[Component data from apps and pages]
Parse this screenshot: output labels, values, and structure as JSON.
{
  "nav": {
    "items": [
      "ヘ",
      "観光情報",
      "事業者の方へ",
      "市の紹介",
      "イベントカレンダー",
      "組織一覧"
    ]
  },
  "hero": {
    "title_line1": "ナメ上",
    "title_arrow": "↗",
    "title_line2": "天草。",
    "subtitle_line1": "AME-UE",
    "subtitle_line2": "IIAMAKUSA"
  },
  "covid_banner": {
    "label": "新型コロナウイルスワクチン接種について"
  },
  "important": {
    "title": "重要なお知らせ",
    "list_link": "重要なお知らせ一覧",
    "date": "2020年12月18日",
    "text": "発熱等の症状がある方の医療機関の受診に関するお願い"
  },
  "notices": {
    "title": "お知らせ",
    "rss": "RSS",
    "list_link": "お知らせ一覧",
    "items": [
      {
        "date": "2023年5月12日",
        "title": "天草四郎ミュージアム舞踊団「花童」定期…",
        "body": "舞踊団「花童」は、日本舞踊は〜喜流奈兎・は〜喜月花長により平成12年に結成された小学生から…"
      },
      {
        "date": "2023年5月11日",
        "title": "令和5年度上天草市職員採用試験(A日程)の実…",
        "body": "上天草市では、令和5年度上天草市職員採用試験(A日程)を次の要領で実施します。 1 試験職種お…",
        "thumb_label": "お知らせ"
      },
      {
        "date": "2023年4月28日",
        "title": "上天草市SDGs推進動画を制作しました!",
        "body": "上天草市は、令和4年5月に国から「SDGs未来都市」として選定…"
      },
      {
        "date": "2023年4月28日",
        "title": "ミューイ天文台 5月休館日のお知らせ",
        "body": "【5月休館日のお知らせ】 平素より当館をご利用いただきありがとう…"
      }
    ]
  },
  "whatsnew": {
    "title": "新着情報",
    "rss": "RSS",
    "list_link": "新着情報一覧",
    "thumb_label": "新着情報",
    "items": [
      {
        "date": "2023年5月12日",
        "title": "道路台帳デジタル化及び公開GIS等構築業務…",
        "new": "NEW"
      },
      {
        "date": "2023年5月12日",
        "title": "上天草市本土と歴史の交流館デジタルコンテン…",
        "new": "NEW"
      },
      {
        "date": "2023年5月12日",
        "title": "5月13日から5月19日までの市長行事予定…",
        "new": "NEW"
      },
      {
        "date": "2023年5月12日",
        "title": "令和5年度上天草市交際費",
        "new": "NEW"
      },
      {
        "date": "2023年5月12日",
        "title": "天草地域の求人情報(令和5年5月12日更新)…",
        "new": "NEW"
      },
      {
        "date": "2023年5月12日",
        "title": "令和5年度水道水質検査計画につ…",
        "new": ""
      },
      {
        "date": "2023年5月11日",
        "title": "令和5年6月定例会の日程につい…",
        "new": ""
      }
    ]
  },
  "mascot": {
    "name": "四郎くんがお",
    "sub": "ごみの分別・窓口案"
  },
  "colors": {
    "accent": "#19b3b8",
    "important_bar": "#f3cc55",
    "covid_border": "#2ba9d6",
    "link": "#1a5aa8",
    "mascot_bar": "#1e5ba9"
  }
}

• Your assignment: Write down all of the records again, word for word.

• Exercise answer:
Parse this screenshot: output labels, values, and structure as JSON.
{
  "nav": {
    "items": [
      "ヘ",
      "観光情報",
      "事業者の方へ",
      "市の紹介",
      "イベントカレンダー",
      "組織一覧"
    ]
  },
  "hero": {
    "title_line1": "ナメ上",
    "title_arrow": "↗",
    "title_line2": "天草。",
    "subtitle_line1": "AME-UE",
    "subtitle_line2": "IIAMAKUSA"
  },
  "covid_banner": {
    "label": "新型コロナウイルスワクチン接種について"
  },
  "important": {
    "title": "重要なお知らせ",
    "list_link": "重要なお知らせ一覧",
    "date": "2020年12月18日",
    "text": "発熱等の症状がある方の医療機関の受診に関するお願い"
  },
  "notices": {
    "title": "お知らせ",
    "rss": "RSS",
    "list_link": "お知らせ一覧",
    "items": [
      {
        "date": "2023年5月12日",
        "title": "天草四郎ミュージアム舞踊団「花童」定期…",
        "body": "舞踊団「花童」は、日本舞踊は〜喜流奈兎・は〜喜月花長により平成12年に結成された小学生から…"
      },
      {
        "date": "2023年5月11日",
        "title": "令和5年度上天草市職員採用試験(A日程)の実…",
        "body": "上天草市では、令和5年度上天草市職員採用試験(A日程)を次の要領で実施します。 1 試験職種お…",
        "thumb_label": "お知らせ"
      },
      {
        "date": "2023年4月28日",
        "title": "上天草市SDGs推進動画を制作しました!",
        "body": "上天草市は、令和4年5月に国から「SDGs未来都市」として選定…"
      },
      {
        "date": "2023年4月28日",
        "title": "ミューイ天文台 5月休館日のお知らせ",
        "body": "【5月休館日のお知らせ】 平素より当館をご利用いただきありがとう…"
      }
    ]
  },
  "whatsnew": {
    "title": "新着情報",
    "rss": "RSS",
    "list_link": "新着情報一覧",
    "thumb_label": "新着情報",
    "items": [
      {
        "date": "2023年5月12日",
        "title": "道路台帳デジタル化及び公開GIS等構築業務…",
        "new": "NEW"
      },
      {
        "date": "2023年5月12日",
        "title": "上天草市本土と歴史の交流館デジタルコンテン…",
        "new": "NEW"
      },
      {
        "date": "2023年5月12日",
        "title": "5月13日から5月19日までの市長行事予定…",
        "new": "NEW"
      },
      {
        "date": "2023年5月12日",
        "title": "令和5年度上天草市交際費",
        "new": "NEW"
      },
      {
        "date": "2023年5月12日",
        "title": "天草地域の求人情報(令和5年5月12日更新)…",
        "new": "NEW"
      },
      {
        "date": "2023年5月12日",
        "title": "令和5年度水道水質検査計画につ…",
        "new": ""
      },
      {
        "date": "2023年5月11日",
        "title": "令和5年6月定例会の日程につい…",
        "new": ""
      }
    ]
  },
  "mascot": {
    "name": "四郎くんがお",
    "sub": "ごみの分別・窓口案"
  },
  "colors": {
    "accent": "#19b3b8",
    "important_bar": "#f3cc55",
    "covid_border": "#2ba9d6",
    "link": "#1a5aa8",
    "mascot_bar": "#1e5ba9"
  }
}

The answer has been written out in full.